GeniusJen avatar reviewed Saint Iggy on + 5322 more book reviews
Reviewed by Me for

Iggy Corso isn't a bad kid. He's not that bright, and he often does and says things long before thinking through the consequences of his actions, but he isn't inherently bad. Iggy is the product of his upbringing, which includes an alcoholic father, a junkie mother, and life in the projects. His school file is crammed with notations regarding his run-ins with security, teachers, and the principal. But this time, Iggy's been expelled from high school pending a hearing with the Superintendent, and there's no one around for him to tell--no one around, in fact, to even care.

Iggy, though, has a plan. He'll contribute to the world, will somehow make a difference in these few short days before Christmas and his school hearing, and convince everyone--from his parents to Principal Olmos--that they were wrong about him. The first part of Iggy's plan involves getting out of the Projects, so he goes to the only other place he knows, which is the dump where his friend Mo lives. Mo was kicked out of college, where he was studying pre-law, for smoking pot, and now he lives in an apartment with a broken window and ratty furniture, alternately stoned and renouncing all material hings. But Iggy needs Mo's help to get him back into school, so he follows him along when Mo decides to get a line of credit on some pot.

Iggy doesn't do drugs. Everything thinks he does, because of his home life, but being born addicted to crack did more to Iggy than just slow down his brain. He's seen firsthand how it affects his family, especially his mother, who has been gone for months now "visiting" someone. He's seen Freddie, his father's dealer, break his father's fingers when his dad didn't have the money to pay for his drugs. So although Iggy doesn't do drugs, he goes along with Mo when he needs some pot--and realizes that his plan isn't going very well when Mo goes straight to Freddie. When Mo gets his pot, along with some other "free samples" on a line of credit, Iggy realizes that getting back into school might be the least of his problems.

But now it's Mo's turn for a plan--he needs a couple grand to pay off Freddie, so he'll go to his mother, who has more money than she knows what to do with. But that doesn't turn out exactly right, either, and soon Iggy is involved in yet another scheme involving drugs, a dealer, and a friend. For Iggy, who isn't a bad kid but also isn't Mother Teresa, there's a fine line between contributing to the world and making something of yourself.

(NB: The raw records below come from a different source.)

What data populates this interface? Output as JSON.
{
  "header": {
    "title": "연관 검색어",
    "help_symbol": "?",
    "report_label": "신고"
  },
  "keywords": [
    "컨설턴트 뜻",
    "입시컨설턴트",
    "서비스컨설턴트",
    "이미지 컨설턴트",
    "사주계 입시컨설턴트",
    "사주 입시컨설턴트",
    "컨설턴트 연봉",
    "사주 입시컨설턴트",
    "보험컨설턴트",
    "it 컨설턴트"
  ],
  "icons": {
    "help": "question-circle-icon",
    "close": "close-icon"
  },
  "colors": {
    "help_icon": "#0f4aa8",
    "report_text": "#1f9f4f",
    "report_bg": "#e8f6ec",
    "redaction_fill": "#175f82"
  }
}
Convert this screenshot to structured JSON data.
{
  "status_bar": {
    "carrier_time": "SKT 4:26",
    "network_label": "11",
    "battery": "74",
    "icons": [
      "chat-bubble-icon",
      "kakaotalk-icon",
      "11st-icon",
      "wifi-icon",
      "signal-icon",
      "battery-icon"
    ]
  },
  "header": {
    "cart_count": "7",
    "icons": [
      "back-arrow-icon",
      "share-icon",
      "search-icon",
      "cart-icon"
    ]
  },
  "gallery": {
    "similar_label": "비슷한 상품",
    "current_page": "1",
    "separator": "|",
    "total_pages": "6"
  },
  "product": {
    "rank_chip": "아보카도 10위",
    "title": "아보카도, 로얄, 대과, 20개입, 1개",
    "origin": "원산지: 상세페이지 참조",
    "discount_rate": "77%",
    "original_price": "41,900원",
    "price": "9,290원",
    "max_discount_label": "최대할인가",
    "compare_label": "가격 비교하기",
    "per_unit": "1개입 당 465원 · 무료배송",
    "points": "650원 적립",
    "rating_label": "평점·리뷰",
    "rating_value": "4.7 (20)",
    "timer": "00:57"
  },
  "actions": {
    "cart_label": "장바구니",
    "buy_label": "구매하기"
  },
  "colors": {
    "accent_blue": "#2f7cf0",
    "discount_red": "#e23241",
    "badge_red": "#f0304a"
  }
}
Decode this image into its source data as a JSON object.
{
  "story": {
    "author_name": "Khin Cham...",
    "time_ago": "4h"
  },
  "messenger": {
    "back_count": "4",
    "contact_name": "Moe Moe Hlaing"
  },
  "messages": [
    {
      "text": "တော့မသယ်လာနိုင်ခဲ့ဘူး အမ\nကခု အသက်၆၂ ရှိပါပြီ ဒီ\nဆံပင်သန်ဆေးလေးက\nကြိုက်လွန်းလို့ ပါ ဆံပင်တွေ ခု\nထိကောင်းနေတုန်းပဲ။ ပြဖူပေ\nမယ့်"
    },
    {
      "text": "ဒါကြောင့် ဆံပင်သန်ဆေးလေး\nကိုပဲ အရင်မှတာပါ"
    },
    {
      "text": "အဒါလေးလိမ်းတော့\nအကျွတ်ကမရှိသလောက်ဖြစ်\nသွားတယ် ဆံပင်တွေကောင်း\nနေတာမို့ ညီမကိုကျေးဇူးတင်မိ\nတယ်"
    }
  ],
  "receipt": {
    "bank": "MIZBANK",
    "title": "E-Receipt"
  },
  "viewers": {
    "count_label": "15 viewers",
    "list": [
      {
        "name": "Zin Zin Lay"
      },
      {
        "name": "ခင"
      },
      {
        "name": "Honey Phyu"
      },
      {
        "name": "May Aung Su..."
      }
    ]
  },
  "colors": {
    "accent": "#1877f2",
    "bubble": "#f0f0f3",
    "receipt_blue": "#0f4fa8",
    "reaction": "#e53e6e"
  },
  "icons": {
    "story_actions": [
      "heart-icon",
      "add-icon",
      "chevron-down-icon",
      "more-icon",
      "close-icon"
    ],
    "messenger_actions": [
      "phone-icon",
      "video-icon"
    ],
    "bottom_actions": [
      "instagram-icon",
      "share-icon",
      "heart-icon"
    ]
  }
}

SAINT IGGY is a great, heartbreaking read. From the beginning, you can't help but wish a better life for Iggy, all the while knowing, somehow, that things aren't going to end up the way you want them to. Iggy is a boy who has somehow fallen through the cracks, and yet he manages to bring a sense of hope to every situation he finds himself in. Ms. Going has done a wonderful job of bringing Iggy Corso to life, and you'll be forever grateful for the chance of getting to know him.